Rwanda left its key lending rate unchanged for a third meeting to help support an economy under pressure from the suspension and delay of foreign aid.
The policy rate remains at 7.5 percent, where it’s stood since May, National Bank of Rwanda Governor Claver Gatete told reporters today in the capital, Kigali.
International oil prices are stabilizing, regional inflation has slowed and “there is no pressure on foodstuffs in the region, so we decided to keep the benchmark interest rate unchanged,” he said.
Rwanda may cut its 2013 economic growth forecast to as low as 6 percent, from 7.5 percent, after a United Nations group of experts accused the country of backing the insurgent M23 group in eastern Congo, prompting Western donors to withhold aid. Rwandan President Paul Kagame denies any involvement. External support accounts for about 40 percent of Rwanda’s planned spending in the current financial year through June 2013.
The fallout from the allegations also forced Rwanda to postpone plans to issue its maiden dollar-denominated foreign bond because the perception of increased political risk causes investors to demand higher yields, Gatete said on Dec. 5.
Rwanda is rebuilding its economy after about 800,000 people, or more than a 10th of its population, were killed in a 1994 genocide when ethnic Hutu militias slaughtered minority Tutsis and moderate Hutus over a 100-day period.

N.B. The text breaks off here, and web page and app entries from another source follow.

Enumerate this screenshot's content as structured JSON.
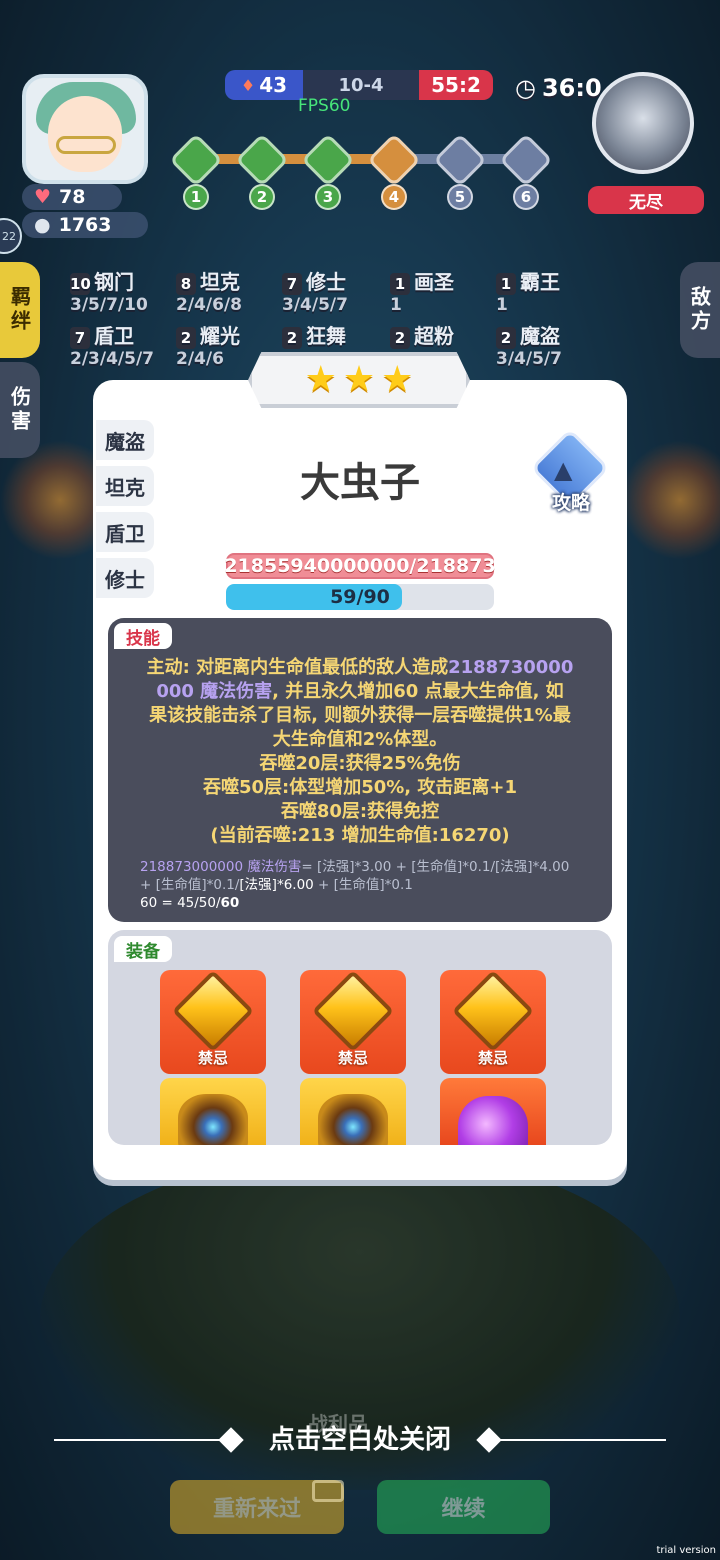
{
  "hud": {
    "player_hp": "78",
    "player_gold": "1763",
    "blue_score": "43",
    "round": "10-4",
    "red_score": "55:2",
    "fps": "FPS60",
    "timer": "36:0",
    "enemy_label": "无尽",
    "stages": [
      "1",
      "2",
      "3",
      "4",
      "5",
      "6"
    ],
    "left_edge_number": "22"
  },
  "side_tabs": {
    "left": [
      "羁绊",
      "伤害"
    ],
    "right": [
      "敌方"
    ]
  },
  "synergies": [
    {
      "count": "10",
      "name": "钢门",
      "levels": "3/5/7/10"
    },
    {
      "count": "8",
      "name": "坦克",
      "levels": "2/4/6/8"
    },
    {
      "count": "7",
      "name": "修士",
      "levels": "3/4/5/7"
    },
    {
      "count": "1",
      "name": "画圣",
      "levels": "1"
    },
    {
      "count": "1",
      "name": "霸王",
      "levels": "1"
    },
    {
      "count": "7",
      "name": "盾卫",
      "levels": "2/3/4/5/7"
    },
    {
      "count": "2",
      "name": "耀光",
      "levels": "2/4/6"
    },
    {
      "count": "2",
      "name": "狂舞",
      "levels": ""
    },
    {
      "count": "2",
      "name": "超粉",
      "levels": ""
    },
    {
      "count": "2",
      "name": "魔盗",
      "levels": "3/4/5/7"
    }
  ],
  "modal": {
    "stars": 3,
    "tabs": [
      "魔盗",
      "坦克",
      "盾卫",
      "修士"
    ],
    "unit_name": "大虫子",
    "guide_label": "攻略",
    "hp_text": "21855940000000/218873",
    "mana_text": "59/90",
    "mana_fraction": 0.656,
    "skill_tag": "技能",
    "skill_lines": {
      "l1a": "主动: 对距离内生命值最低的敌人造成",
      "l1b": "2188730000",
      "l2a": "000 魔法伤害",
      "l2b": ", 并且永久增加60 点最大生命值, 如",
      "l3": "果该技能击杀了目标, 则额外获得一层吞噬提供1%最",
      "l4": "大生命值和2%体型。",
      "l5": "吞噬20层:获得25%免伤",
      "l6": "吞噬50层:体型增加50%, 攻击距离+1",
      "l7": "吞噬80层:获得免控",
      "l8": "(当前吞噬:213 增加生命值:16270)"
    },
    "formula": {
      "f1a": "218873000000 魔法伤害",
      "f1b": "= [法强]*3.00 + [生命值]*0.1/[法强]*4.00",
      "f2a": "+ [生命值]*0.1/",
      "f2b": "[法强]*6.00",
      "f2c": " + [生命值]*0.1",
      "f3a": "60 = 45/50/",
      "f3b": "60"
    },
    "equip_tag": "装备",
    "equipment": [
      {
        "label": "禁忌"
      },
      {
        "label": "禁忌"
      },
      {
        "label": "禁忌"
      }
    ]
  },
  "footer": {
    "behind_label": "战利品",
    "close_hint": "点击空白处关闭",
    "retry_button": "重新来过",
    "continue_button": "继续",
    "watermark": "trial version"
  },
  "colors": {
    "accent_red": "#d9354a",
    "accent_blue": "#3a56c9",
    "skill_text": "#f5d674",
    "magic_text": "#b7a2f0"
  }
}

The country’s expansion is on track to “surpass” 7.7 percent this year, Gatete said. Still, a poor economic backdrop in Europe may further undermine Rwanda’s growth next year as it may damage the main sources of the country’s foreign-exchange earnings including tourism, coffee and tea exports, he said.